by Angella Foret Diehl, Special to The Oregonian
Thursday December 04, 2008, 9:02 AM
To save money and the environment, parents and kids turn to other options — and try to keep the car garaged
Unemployment is up, gas prices have been on a roller coaster in the past year and the stock market remains wobbly. Oregonians — a frugal and green bunch already — are feeling the pinch. But you can only cut so much out of the grocery budget.So, what else can give?
For many Washington County residents, the answer is the daily commute. They’re dusting off the bicycles and unearthing the helmets, researching bus and MAX schedules and coordinating car pools, all in an effort to reduce the impact of a daily commute on their wallet and the environment.
Parents, students, volunteers and senior citizens are moving to walking, bicycling and public transportation. TriMet reports MAX and bus lines continue to set ridership records, with more than 9 million trips taken throughout the Metro area in October alone. The biggest increase, the agency says, has been among rush-hour commuters, with nearly 11 percent more rush-hour trips compared with October 2007.
Last week, in an effort to reduce crowding, TriMet added service on 13 of its 93 bus lines, including the 12-Barbur Blvd line that runs to Tigard and Sherwood, and the MAX Blue Line.
We talked with some Washington County residents — and a North Portland resident who works here — and found a few surprises about why they avoid or are relying less on their cars for commuting. It’s not all about the environment or cost. It’s also about exercising, saving money, having fun and preserving a way of life.
These public transportation veterans offer their stories and advice for “greening” your own commute. They include New York transplants who didn’t own a car before moving to Oregon, a Tigard schoolteacher with surprising reasons for his two-hour daily commute and two co-workers who navigate the metro area’s trains and buses for work and errands.

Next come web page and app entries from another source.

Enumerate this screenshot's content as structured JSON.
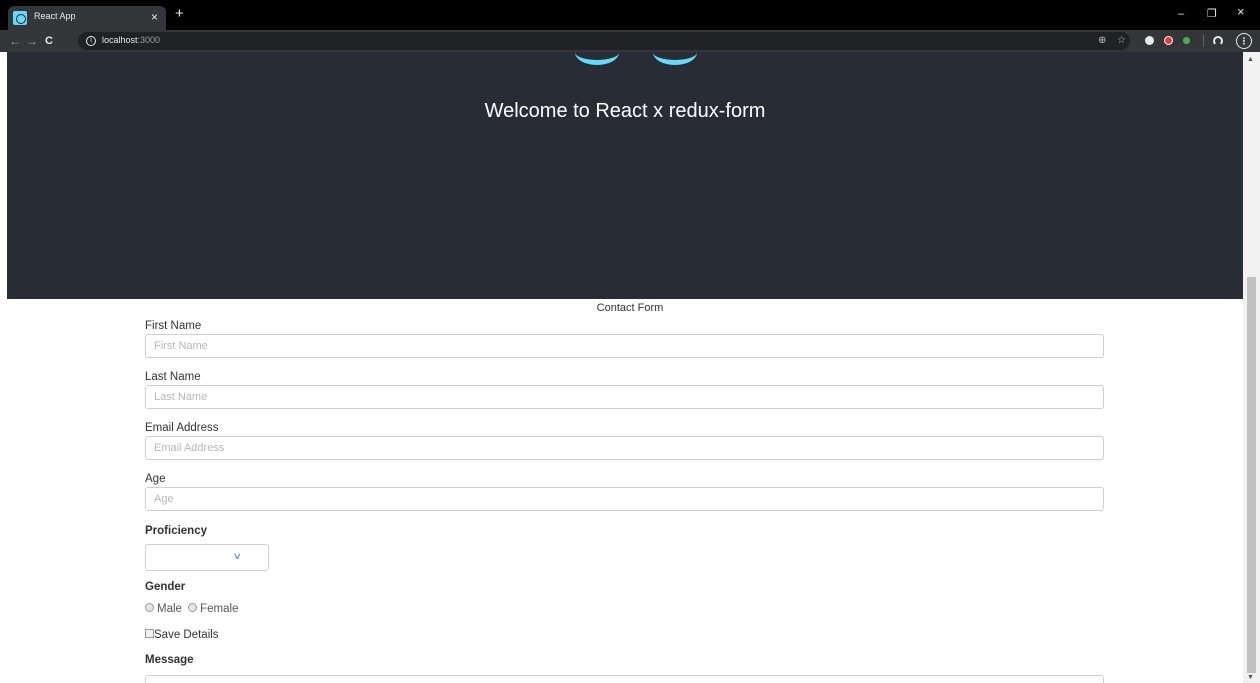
{
  "browser": {
    "tab_title": "React App",
    "tab_close": "×",
    "new_tab": "+",
    "window_controls": {
      "minimize": "–",
      "restore": "❐",
      "close": "×"
    },
    "nav": {
      "back": "←",
      "forward": "→",
      "reload": "C"
    },
    "url_host": "localhost",
    "url_port": ":3000",
    "menu": "⋮"
  },
  "header": {
    "welcome": "Welcome to React x redux-form"
  },
  "form": {
    "title": "Contact Form",
    "first_name": {
      "label": "First Name",
      "placeholder": "First Name"
    },
    "last_name": {
      "label": "Last Name",
      "placeholder": "Last Name"
    },
    "email": {
      "label": "Email Address",
      "placeholder": "Email Address"
    },
    "age": {
      "label": "Age",
      "placeholder": "Age"
    },
    "proficiency": {
      "label": "Proficiency",
      "value": ""
    },
    "gender": {
      "label": "Gender",
      "options": [
        "Male",
        "Female"
      ]
    },
    "save_details": "Save Details",
    "message": {
      "label": "Message"
    }
  },
  "colors": {
    "header_bg": "#282c34",
    "react_blue": "#61dafb"
  }
}
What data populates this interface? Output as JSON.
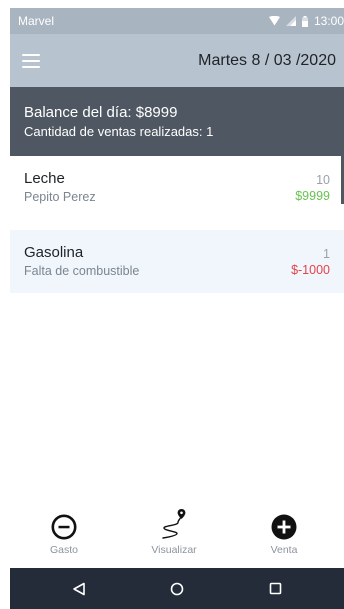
{
  "status_bar": {
    "carrier": "Marvel",
    "time": "13:00"
  },
  "app_bar": {
    "menu_icon": "hamburger-icon",
    "date": "Martes 8 / 03 /2020"
  },
  "summary": {
    "balance_text": "Balance del día: $8999",
    "sales_count_text": "Cantidad de ventas realizadas:  1"
  },
  "transactions": [
    {
      "title": "Leche",
      "subtitle": "Pepito Perez",
      "quantity": "10",
      "amount": "$9999",
      "type": "sale"
    },
    {
      "title": "Gasolina",
      "subtitle": "Falta de combustible",
      "quantity": "1",
      "amount": "$-1000",
      "type": "expense"
    }
  ],
  "bottom_nav": {
    "expense": {
      "label": "Gasto",
      "icon": "minus-circle-icon"
    },
    "visualize": {
      "label": "Visualizar",
      "icon": "route-pin-icon"
    },
    "sale": {
      "label": "Venta",
      "icon": "plus-circle-icon"
    }
  },
  "colors": {
    "positive": "#69c251",
    "negative": "#e2434b",
    "summary_bg": "#4f5862",
    "app_bar_bg": "#b8c3d0"
  }
}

Tips for families
How do busy families make a public transit, carpool or bicycle commute work for them?
Preparation is key: For Jamie Repasky, public commuting with little ones means being prepared. She packs snacks and water, and she engages her children in games. Her two children love their MAX trips, she says. “Torin is always asking, ‘When are we going on my train?'”
Carpooling: Try making your child’s day care center the meeting place for your carpool, Carpool Match NW recommends. Or meet at a central location, such as a park-and-ride lot.
Don’t forget to have fun: David Lord’s family doesn’t mind his commute — in fact, his partner, Elise, sometimes takes their daughters to school by bus. Lord’s recreational riding includes weekend bike races, and he admits to having to “tone it down” for daughter Luciana, 7. “I have to make bike riding fun for her. She’s a little intimidated by me, so I make sure we’re having a good time,” he says.
Julia Kassissieh is proud of the fact that 6-year-old son David is, she says, “an accomplished biker,” riding to school with Dad in warm weather.
Thinking about moving beyond your solo drive to work and trying MAX, the bus, a bike or car pool? These sites can help get you started:
Metro Google Maps “Bike There” overlay program: tinyurl.com/5wvkjt
TriMet WES commuter rail: trimet.org/wes/index.htm. New weekday rush-hour service between Wilsonville and Beaverton is scheduled to begin in February.
Westside Transportation Alliance: wta-tma.org. Organization of businesses and public agencies promotes transportation options that help ease congestion, support economic development and conserve resources.
Bicycle Transportation Alliance: bta4bikes.org. Promotes bicycling and improving cycling conditions in Oregon and Southwest Washington.
Carpool Match NW: carpoolmatchnw.org. Car pool and ride-share matching site serving Oregon and Southwest Washington.
Drive Less/Save More: drivelesssavemore.com. Effort launched by Oregon Department of Transportation, Metro, TriMet, city of Vancouver and other partners to reduce single-person car trips. Web site includes Travel Options Guides available for download, plus a driving-cost calculator.
The Oregonian’s West Bureau: 503-294-5950; firstname.lastname@example.org